In other areas of law, philosophy, religion and morality, we don’t subordinate the rights of living creatures to legal property interests. The left’s sudden libertarian argument that it can do whatever it wants with whatever it owns seems not to apply in such things as building codes that require carbon monoxide detectors in “my” house. Or laws against indecent exposure of “my” body. Or noise ordinances against “my” stereo. Or laws against me ending “my” life. Or laws requiring me to wear a seat belt in “my” car.
So, what about “My house, my body, my stereo, my life, my car . . . my choice”?
You may reply that in those examples, there’s a societal interest countervailing the individual interest. We don’t want people to have to see your naughty bits, or hear your noise, or breathe your car’s emissions. But what about the laws requiring carbon monoxide detectors in my house? And what about the laws requiring me to wear a seat belt? And laws prohibiting me from ending my life? It’s hard to argue that society has a direct interest in those things.

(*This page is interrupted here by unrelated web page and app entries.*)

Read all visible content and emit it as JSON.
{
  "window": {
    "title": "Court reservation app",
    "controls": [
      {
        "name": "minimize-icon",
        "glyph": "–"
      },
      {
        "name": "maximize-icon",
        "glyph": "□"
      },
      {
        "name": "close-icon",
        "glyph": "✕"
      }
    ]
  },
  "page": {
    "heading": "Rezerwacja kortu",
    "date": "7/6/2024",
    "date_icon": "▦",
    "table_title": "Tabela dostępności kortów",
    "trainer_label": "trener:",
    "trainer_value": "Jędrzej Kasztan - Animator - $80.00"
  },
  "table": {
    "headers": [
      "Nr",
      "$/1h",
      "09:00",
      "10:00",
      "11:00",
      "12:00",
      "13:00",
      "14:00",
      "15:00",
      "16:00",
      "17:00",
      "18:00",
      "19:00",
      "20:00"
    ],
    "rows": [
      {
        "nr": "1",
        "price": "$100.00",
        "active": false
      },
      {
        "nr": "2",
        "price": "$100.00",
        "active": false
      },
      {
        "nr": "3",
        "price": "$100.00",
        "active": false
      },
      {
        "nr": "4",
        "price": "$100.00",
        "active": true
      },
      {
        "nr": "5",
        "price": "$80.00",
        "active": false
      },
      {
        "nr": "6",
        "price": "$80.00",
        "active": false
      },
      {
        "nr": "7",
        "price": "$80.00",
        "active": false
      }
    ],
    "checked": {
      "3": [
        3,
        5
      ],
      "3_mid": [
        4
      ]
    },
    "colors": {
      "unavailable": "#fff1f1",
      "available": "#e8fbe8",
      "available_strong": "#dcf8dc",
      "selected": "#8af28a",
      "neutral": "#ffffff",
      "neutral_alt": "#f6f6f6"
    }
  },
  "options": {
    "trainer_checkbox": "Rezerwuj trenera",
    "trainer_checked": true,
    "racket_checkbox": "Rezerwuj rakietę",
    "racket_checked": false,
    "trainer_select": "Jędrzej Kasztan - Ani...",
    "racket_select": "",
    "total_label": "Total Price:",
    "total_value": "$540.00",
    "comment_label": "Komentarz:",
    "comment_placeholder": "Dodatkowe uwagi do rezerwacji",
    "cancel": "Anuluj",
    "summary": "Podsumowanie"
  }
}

Here’s another example. Suppose a person buys a dog. Unlike a soon-to-be-born baby, the dog is indisputably owned by its owner. The dog is legally the owner’s property.
Suppose further that the dog owner decides when the puppy is about eight months old that he doesn’t want a dog after all. It’s too much effort, too expensive, too constraining, too interfering with the owner’s dating life, and too limiting on the travel that’s necessary for the owner’s career.

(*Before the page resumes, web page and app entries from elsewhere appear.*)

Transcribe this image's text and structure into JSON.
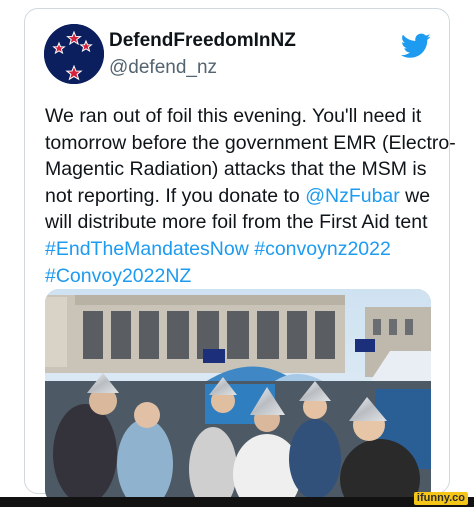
{
  "tweet": {
    "display_name": "DefendFreedomInNZ",
    "handle": "@defend_nz",
    "lines": [
      [
        {
          "t": "We ran out of foil this evening. You'll need it"
        }
      ],
      [
        {
          "t": "tomorrow before the government EMR (Electro-"
        }
      ],
      [
        {
          "t": "Magentic Radiation) attacks that the MSM is"
        }
      ],
      [
        {
          "t": "not reporting. If you donate to "
        },
        {
          "t": "@NzFubar",
          "link": true
        },
        {
          "t": " we"
        }
      ],
      [
        {
          "t": "will distribute more foil from the First Aid tent"
        }
      ],
      [
        {
          "t": "#EndTheMandatesNow",
          "link": true
        },
        {
          "t": " "
        },
        {
          "t": "#convoynz2022",
          "link": true
        }
      ],
      [
        {
          "t": "#Convoy2022NZ",
          "link": true
        }
      ]
    ]
  },
  "icons": {
    "avatar": "nz-flag-stars-avatar",
    "platform": "twitter-bird-icon",
    "photo": "protest-photo-foil-hats"
  },
  "colors": {
    "link": "#1d9bf0",
    "text": "#0f1419",
    "handle": "#536471",
    "avatar_bg": "#0b1f5e",
    "star_red": "#d4213d"
  },
  "watermark": "ifunny.co"
}
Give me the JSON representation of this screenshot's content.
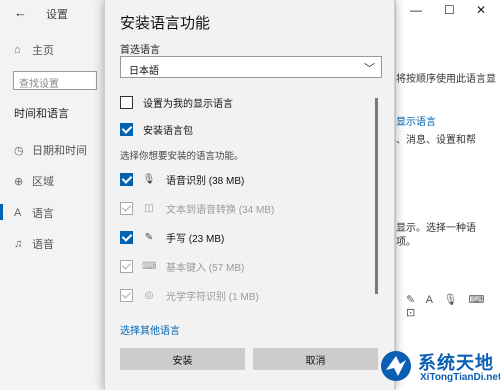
{
  "window": {
    "title": "设置",
    "controls": [
      "—",
      "☐",
      "✕"
    ]
  },
  "sidebar": {
    "home_label": "主页",
    "search_placeholder": "查找设置",
    "section_heading": "时间和语言",
    "items": [
      {
        "label": "日期和时间",
        "icon": "calendar-clock-icon"
      },
      {
        "label": "区域",
        "icon": "globe-icon"
      },
      {
        "label": "语言",
        "icon": "language-icon"
      },
      {
        "label": "语音",
        "icon": "microphone-icon"
      }
    ]
  },
  "background_right": {
    "frag1": "将按顺序使用此语言显",
    "frag2": "显示语言",
    "frag3": "、消息、设置和帮",
    "frag4": "显示。选择一种语",
    "frag5": "项。"
  },
  "dialog": {
    "title": "安装语言功能",
    "preferred_label": "首选语言",
    "dropdown_value": "日本語",
    "options": [
      {
        "label": "设置为我的显示语言",
        "checked": false
      },
      {
        "label": "安装语言包",
        "checked": true
      }
    ],
    "features_heading": "选择你想要安装的语言功能。",
    "features": [
      {
        "label": "语音识别 (38 MB)",
        "icon": "microphone-icon",
        "checked": true,
        "disabled": false
      },
      {
        "label": "文本到语音转换 (34 MB)",
        "icon": "speech-bubble-icon",
        "checked": true,
        "disabled": true
      },
      {
        "label": "手写 (23 MB)",
        "icon": "pen-icon",
        "checked": true,
        "disabled": false
      },
      {
        "label": "基本键入 (57 MB)",
        "icon": "keyboard-icon",
        "checked": true,
        "disabled": true
      },
      {
        "label": "光学字符识别 (1 MB)",
        "icon": "camera-icon",
        "checked": true,
        "disabled": true
      }
    ],
    "more_link": "选择其他语言",
    "install_button": "安装",
    "cancel_button": "取消"
  },
  "watermark": {
    "text": "系统天地",
    "sub": "XiTongTianDi.net"
  },
  "colors": {
    "accent": "#0063b1",
    "dialog_bg": "#f2f2f2",
    "button_bg": "#cccccc"
  }
}
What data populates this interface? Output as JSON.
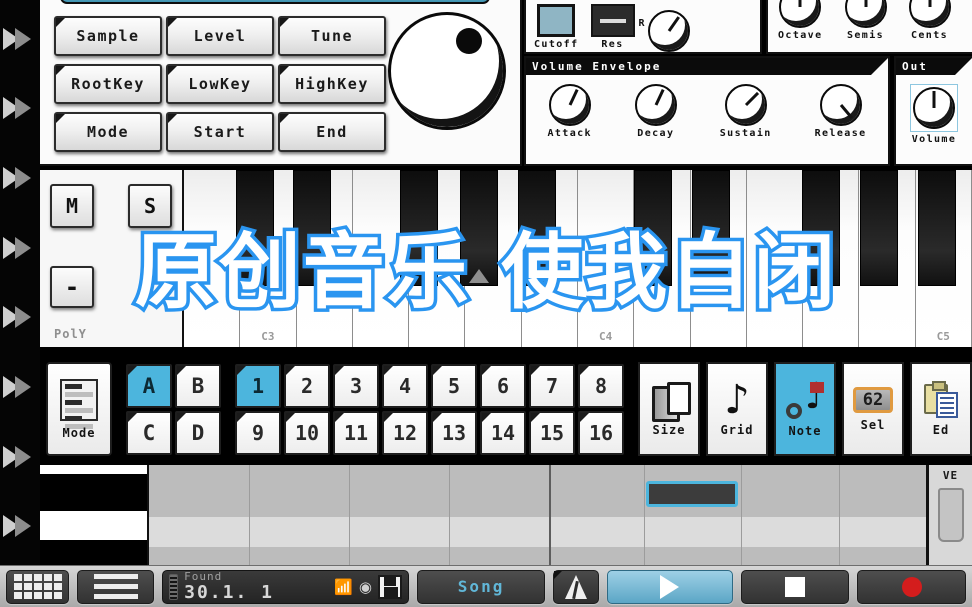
{
  "overlay": {
    "text": "原创音乐 使我自闭"
  },
  "instrument_panel": {
    "buttons": [
      "Sample",
      "Level",
      "Tune",
      "RootKey",
      "LowKey",
      "HighKey",
      "Mode",
      "Start",
      "End"
    ],
    "big_knob_name": "main-dial"
  },
  "filter_section": {
    "cutoff_label": "Cutoff",
    "res_label": "Res",
    "r_label": "R",
    "r_knob_angle": 135
  },
  "pitch_section": {
    "knobs": [
      {
        "label": "Octave",
        "angle": 0
      },
      {
        "label": "Semis",
        "angle": 0
      },
      {
        "label": "Cents",
        "angle": 0
      }
    ]
  },
  "volume_envelope": {
    "title": "Volume Envelope",
    "knobs": [
      {
        "label": "Attack",
        "angle": 205
      },
      {
        "label": "Decay",
        "angle": 205
      },
      {
        "label": "Sustain",
        "angle": 225
      },
      {
        "label": "Release",
        "angle": 320
      }
    ]
  },
  "out_section": {
    "title": "Out",
    "knob": {
      "label": "Volume",
      "angle": 0
    }
  },
  "keyboard": {
    "mute_label": "M",
    "solo_label": "S",
    "minus_label": "-",
    "side_label": "PolY",
    "white_key_labels": [
      "",
      "C3",
      "",
      "",
      "",
      "",
      "",
      "C4",
      "",
      "",
      "",
      "",
      "",
      "C5",
      "",
      ""
    ]
  },
  "pad_section": {
    "mode_label": "Mode",
    "bank_pads": [
      "A",
      "B",
      "C",
      "D"
    ],
    "bank_active": "A",
    "step_pads": [
      "1",
      "2",
      "3",
      "4",
      "5",
      "6",
      "7",
      "8",
      "9",
      "10",
      "11",
      "12",
      "13",
      "14",
      "15",
      "16"
    ],
    "step_active": "1",
    "tools": [
      {
        "label": "Size",
        "icon": "copy-icon",
        "active": false
      },
      {
        "label": "Grid",
        "icon": "note-icon",
        "active": false
      },
      {
        "label": "Note",
        "icon": "note-gear-icon",
        "active": true
      },
      {
        "label": "Sel",
        "icon": "selection-count-icon",
        "value": "62",
        "active": false
      },
      {
        "label": "Ed",
        "icon": "clipboard-icon",
        "active": false
      }
    ]
  },
  "piano_roll": {
    "note_label": "note-block",
    "velocity_title": "VE"
  },
  "transport": {
    "grid_button": "grid-view-icon",
    "menu_button": "menu-icon",
    "display": {
      "status": "Found",
      "position": "30.1. 1",
      "wifi_icon": "wifi-icon",
      "midi_icon": "midi-icon",
      "save_icon": "save-icon"
    },
    "song_label": "Song",
    "metronome_label": "metronome-icon",
    "play_label": "play-icon",
    "stop_label": "stop-icon",
    "record_label": "record-icon"
  },
  "colors": {
    "accent_blue": "#4cb5dd",
    "overlay_stroke": "#2a95f0",
    "record_red": "#d41d1d",
    "sel_orange": "#e09a40"
  }
}
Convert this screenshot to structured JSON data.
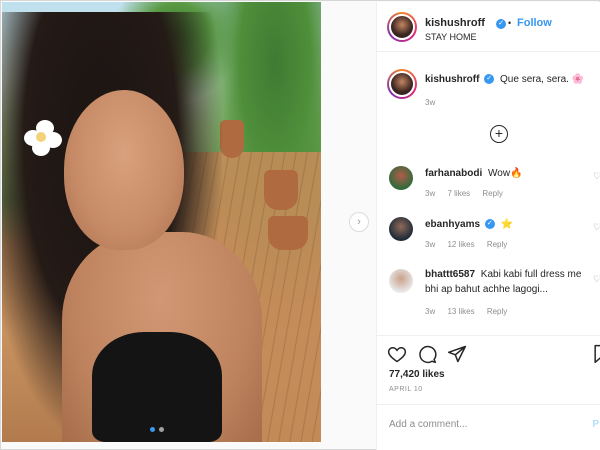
{
  "post": {
    "author": "kishushroff",
    "follow_label": "Follow",
    "separator": "•",
    "location": "STAY HOME",
    "caption_user": "kishushroff",
    "caption_text": "Que sera, sera. 🌸",
    "caption_age": "3w",
    "likes": "77,420 likes",
    "date": "APRIL 10",
    "add_comment_placeholder": "Add a comment...",
    "post_label": "P"
  },
  "comments": [
    {
      "user": "farhanabodi",
      "text": "Wow🔥",
      "age": "3w",
      "likes": "7 likes",
      "reply": "Reply",
      "verified": false
    },
    {
      "user": "ebanhyams",
      "text": "⭐",
      "age": "3w",
      "likes": "12 likes",
      "reply": "Reply",
      "verified": true
    },
    {
      "user": "bhattt6587",
      "text": "Kabi kabi full dress me bhi ap bahut achhe lagogi...",
      "age": "3w",
      "likes": "13 likes",
      "reply": "Reply",
      "verified": false
    }
  ],
  "icons": {
    "verified": "✓",
    "next": "›",
    "plus": "+",
    "heart": "♡"
  },
  "colors": {
    "accent": "#3897f0",
    "muted": "#8e8e8e",
    "text": "#262626"
  }
}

Note that there’s an alternative for a dog owner who changes his mind. He can bring the dog to the animal shelter where another person can adopt it.

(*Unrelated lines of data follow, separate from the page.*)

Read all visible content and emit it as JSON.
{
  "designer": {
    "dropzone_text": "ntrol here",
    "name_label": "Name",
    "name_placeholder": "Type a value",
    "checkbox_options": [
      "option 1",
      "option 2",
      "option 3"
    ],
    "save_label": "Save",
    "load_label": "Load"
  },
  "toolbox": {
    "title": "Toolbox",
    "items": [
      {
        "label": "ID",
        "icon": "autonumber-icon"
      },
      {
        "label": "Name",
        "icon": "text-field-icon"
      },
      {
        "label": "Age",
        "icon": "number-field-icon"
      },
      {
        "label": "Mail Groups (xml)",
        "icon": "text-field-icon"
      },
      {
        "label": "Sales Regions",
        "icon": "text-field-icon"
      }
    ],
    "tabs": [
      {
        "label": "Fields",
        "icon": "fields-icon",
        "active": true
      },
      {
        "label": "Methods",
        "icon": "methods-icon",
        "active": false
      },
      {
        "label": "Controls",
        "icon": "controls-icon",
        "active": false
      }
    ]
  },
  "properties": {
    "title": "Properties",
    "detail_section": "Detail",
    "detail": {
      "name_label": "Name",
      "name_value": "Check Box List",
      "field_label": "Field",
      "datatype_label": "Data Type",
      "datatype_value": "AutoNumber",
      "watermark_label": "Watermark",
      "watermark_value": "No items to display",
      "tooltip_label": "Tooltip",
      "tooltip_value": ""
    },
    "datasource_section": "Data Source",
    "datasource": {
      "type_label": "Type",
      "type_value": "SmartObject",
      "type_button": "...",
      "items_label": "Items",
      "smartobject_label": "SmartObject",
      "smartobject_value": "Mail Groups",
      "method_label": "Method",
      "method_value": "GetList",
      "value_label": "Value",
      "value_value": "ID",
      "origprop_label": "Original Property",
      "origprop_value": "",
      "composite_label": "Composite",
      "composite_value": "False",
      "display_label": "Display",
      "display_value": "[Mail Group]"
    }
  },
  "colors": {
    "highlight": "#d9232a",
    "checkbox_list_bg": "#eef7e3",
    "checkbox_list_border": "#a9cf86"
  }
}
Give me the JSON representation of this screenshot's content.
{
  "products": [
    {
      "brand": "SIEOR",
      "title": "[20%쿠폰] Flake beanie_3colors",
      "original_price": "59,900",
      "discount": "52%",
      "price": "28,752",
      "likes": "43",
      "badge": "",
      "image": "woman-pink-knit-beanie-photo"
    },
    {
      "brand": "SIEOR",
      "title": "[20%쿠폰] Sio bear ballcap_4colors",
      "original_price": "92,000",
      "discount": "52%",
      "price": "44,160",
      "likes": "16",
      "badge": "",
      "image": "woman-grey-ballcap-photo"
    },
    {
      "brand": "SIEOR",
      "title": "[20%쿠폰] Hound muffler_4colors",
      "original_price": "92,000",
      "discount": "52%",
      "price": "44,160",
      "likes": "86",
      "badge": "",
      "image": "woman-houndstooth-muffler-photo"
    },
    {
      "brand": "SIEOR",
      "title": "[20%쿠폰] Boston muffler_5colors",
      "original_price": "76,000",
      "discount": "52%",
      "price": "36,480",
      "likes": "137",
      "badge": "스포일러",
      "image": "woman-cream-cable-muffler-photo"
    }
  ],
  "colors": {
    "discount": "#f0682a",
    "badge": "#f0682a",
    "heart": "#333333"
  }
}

Should the owner be allowed instead to slice and dice the dog with a machete and vacuum up the pieces, as we do with a fetus in a dilatation and extraction abortion?
After all, my dog, my choice. And after all, a dog is not a human being, is it?
No, we don’t allow that, and we shouldn’t. The reason we don’t allow that is that we’re not barbarians. We don’t have public executions either.
So, the abortion-on-demand crowd is left with the position that dogs have more right to life than 8-month-old unborn babies. Really?
There’s ownership and there’s ownership. What you “own” is not determinative of what you’re allowed to do with it. Society has a legitimate interest in regulating activities that lessen us as a culture.
After that little rant, you might assume I’m an abortion abolitionist. I’m not. I see it as the most difficult political/social/moral/legal issue of our time. I firmly believe the Supreme Court was right in deciding in an exercise of judicial modesty that it’s not a decision for them but for the people. As one of those people, I would favor state legislation that bars abortion in most instances after 15 weeks, as they do in most of Europe and all of Mississippi, but not before.
In that, I think I’m balancing legitimate and even a few illegitimate interests of a mother against legitimate interests of society and legitimate interests of the living creature within her womb. I recognize that others may reach a different balance. That’s why this is a decision for the people, not the judges.
It’s complicated. Saying that a fertilized egg is a human being like you and me that is entitled to all the protections of one, and so “abortion is murder,” does no more to illuminate the discussion than saying “My body, my choice.” Let’s get beyond sloganeering.